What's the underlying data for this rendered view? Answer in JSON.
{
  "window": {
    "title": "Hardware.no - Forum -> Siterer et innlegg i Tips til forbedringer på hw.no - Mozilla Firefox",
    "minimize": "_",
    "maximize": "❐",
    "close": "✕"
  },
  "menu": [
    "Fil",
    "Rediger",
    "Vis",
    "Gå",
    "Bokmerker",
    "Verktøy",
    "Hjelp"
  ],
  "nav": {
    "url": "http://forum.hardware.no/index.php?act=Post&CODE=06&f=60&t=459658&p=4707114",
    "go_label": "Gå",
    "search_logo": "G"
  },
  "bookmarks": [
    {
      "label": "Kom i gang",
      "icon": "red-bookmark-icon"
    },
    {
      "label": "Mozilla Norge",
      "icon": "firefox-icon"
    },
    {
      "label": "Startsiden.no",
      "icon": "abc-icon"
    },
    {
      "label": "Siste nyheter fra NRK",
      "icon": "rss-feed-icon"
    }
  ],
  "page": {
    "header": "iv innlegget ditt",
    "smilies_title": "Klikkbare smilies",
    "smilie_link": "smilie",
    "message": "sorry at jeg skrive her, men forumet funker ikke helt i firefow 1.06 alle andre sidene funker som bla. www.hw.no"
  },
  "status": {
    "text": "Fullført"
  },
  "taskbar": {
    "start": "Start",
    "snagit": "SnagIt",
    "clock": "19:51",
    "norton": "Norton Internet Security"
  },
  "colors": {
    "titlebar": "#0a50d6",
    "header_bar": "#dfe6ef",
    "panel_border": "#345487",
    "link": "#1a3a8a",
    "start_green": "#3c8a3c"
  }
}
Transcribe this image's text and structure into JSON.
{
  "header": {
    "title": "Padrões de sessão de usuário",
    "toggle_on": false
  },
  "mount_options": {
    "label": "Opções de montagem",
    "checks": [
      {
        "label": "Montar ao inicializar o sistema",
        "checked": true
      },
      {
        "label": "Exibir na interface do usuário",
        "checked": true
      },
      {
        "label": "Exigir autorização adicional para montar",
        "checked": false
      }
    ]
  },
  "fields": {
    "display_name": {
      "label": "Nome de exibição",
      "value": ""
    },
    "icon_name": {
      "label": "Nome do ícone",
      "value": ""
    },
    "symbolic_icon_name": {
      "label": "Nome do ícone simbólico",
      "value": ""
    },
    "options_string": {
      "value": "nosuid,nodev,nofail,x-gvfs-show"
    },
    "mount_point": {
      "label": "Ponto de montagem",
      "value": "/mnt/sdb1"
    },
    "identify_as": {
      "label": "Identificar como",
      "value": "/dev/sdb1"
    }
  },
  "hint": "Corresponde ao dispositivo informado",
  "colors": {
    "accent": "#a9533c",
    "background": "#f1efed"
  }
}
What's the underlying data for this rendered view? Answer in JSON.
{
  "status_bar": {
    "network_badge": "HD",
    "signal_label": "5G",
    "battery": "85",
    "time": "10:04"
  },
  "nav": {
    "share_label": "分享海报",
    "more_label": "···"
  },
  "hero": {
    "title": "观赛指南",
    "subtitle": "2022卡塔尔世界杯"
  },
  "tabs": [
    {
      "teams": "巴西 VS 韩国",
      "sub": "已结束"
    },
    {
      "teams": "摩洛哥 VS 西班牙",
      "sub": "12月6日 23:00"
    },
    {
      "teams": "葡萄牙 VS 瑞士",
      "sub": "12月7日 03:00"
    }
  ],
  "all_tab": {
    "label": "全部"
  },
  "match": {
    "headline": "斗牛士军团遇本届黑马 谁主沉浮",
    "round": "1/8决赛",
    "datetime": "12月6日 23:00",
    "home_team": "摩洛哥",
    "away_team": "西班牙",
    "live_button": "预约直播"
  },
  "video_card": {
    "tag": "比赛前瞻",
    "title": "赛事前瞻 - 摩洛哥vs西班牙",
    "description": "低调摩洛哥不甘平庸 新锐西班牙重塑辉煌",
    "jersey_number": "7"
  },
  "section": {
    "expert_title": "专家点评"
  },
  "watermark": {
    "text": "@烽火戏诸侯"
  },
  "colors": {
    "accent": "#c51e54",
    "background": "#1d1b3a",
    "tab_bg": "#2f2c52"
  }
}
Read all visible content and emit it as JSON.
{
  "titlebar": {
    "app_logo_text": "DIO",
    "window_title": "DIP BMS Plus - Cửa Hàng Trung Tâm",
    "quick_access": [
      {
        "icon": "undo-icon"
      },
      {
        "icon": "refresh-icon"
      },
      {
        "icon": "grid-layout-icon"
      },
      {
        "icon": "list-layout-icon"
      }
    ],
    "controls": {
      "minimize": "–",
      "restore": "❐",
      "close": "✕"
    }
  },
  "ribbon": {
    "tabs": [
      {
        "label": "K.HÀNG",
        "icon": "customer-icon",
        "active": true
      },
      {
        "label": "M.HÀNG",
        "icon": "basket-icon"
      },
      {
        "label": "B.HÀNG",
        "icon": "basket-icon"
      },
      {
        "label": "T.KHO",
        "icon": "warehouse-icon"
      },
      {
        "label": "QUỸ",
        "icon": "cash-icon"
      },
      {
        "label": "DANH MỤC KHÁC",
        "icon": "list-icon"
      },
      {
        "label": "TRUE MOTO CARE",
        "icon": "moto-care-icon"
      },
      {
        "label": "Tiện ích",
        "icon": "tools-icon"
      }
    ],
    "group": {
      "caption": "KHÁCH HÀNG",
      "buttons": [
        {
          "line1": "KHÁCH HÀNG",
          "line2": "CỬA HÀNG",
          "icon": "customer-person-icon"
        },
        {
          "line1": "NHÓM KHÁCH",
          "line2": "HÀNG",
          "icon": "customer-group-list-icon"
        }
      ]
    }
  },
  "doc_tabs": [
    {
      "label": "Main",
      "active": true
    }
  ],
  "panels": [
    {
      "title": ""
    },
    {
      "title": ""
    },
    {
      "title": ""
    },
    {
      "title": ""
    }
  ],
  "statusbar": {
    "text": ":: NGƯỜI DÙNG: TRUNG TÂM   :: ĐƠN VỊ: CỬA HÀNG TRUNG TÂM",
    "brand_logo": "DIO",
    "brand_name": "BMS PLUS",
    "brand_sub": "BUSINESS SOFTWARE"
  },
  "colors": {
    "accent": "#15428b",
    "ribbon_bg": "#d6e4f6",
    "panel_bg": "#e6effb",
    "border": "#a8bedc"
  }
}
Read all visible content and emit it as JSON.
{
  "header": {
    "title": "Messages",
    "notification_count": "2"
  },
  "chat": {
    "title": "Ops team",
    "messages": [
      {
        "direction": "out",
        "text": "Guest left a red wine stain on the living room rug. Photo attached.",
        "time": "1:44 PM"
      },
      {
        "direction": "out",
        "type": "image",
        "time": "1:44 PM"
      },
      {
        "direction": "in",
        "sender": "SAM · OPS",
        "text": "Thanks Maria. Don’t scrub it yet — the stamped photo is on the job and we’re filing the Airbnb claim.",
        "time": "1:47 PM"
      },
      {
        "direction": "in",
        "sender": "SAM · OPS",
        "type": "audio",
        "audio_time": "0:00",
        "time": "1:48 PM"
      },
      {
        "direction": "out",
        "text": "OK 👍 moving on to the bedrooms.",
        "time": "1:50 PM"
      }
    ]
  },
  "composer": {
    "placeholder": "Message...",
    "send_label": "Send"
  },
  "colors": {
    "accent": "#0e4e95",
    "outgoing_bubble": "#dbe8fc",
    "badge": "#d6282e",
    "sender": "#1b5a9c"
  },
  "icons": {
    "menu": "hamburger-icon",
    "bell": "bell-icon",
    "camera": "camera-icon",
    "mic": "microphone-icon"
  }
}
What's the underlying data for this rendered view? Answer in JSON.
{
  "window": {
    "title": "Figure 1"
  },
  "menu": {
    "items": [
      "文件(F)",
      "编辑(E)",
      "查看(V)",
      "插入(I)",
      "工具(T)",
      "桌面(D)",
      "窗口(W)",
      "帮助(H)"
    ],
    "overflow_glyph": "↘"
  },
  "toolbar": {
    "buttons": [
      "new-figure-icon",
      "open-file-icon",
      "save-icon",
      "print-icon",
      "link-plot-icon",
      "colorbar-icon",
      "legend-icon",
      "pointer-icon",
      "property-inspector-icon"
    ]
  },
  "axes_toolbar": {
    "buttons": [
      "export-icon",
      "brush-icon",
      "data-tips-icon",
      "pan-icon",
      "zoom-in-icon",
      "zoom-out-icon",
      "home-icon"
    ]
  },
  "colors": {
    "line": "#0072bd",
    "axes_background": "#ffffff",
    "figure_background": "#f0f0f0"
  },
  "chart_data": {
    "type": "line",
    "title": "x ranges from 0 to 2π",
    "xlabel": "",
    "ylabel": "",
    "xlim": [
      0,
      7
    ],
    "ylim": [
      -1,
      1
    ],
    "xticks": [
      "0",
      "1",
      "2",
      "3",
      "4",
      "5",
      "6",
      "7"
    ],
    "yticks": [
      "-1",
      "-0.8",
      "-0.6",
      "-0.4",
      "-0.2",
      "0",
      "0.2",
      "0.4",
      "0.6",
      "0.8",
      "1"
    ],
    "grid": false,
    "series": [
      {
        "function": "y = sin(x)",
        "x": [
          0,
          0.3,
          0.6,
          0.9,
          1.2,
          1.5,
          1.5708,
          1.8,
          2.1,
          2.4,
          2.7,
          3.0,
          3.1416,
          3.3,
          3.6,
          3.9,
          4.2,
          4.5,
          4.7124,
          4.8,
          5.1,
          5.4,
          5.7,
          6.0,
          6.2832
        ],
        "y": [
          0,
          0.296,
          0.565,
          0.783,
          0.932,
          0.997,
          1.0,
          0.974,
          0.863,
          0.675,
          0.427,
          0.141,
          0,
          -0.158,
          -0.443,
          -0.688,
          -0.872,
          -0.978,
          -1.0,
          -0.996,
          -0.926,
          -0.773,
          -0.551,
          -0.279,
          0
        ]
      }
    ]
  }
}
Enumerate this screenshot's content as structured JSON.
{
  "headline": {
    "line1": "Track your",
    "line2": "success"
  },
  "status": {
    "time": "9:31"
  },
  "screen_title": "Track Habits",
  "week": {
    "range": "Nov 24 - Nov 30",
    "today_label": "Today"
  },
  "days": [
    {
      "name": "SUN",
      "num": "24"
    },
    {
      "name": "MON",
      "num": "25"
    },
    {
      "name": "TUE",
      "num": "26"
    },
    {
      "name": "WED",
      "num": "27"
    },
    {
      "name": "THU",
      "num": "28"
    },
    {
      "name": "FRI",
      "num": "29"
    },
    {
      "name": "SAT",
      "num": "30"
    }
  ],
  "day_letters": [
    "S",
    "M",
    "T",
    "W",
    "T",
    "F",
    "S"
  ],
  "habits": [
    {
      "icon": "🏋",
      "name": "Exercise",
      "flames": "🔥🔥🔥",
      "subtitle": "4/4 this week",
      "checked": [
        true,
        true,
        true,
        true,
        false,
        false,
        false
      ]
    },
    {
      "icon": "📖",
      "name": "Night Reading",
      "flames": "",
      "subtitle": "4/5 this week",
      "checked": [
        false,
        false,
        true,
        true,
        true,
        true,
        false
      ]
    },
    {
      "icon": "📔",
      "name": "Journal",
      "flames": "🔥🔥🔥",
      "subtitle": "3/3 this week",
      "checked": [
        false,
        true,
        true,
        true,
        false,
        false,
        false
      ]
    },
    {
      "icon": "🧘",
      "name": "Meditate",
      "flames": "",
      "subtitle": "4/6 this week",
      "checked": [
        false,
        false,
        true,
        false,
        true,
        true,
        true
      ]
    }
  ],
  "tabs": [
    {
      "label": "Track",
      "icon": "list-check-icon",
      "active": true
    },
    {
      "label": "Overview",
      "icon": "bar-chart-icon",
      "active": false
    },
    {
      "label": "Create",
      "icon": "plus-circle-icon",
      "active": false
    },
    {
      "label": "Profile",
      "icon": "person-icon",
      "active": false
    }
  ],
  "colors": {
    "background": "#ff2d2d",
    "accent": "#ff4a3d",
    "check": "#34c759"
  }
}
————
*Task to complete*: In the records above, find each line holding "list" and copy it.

*Final answer*:
        "icon": "list-layout-icon"
        "icon": "list-icon"
          "icon": "customer-group-list-icon"
      "icon": "list-check-icon",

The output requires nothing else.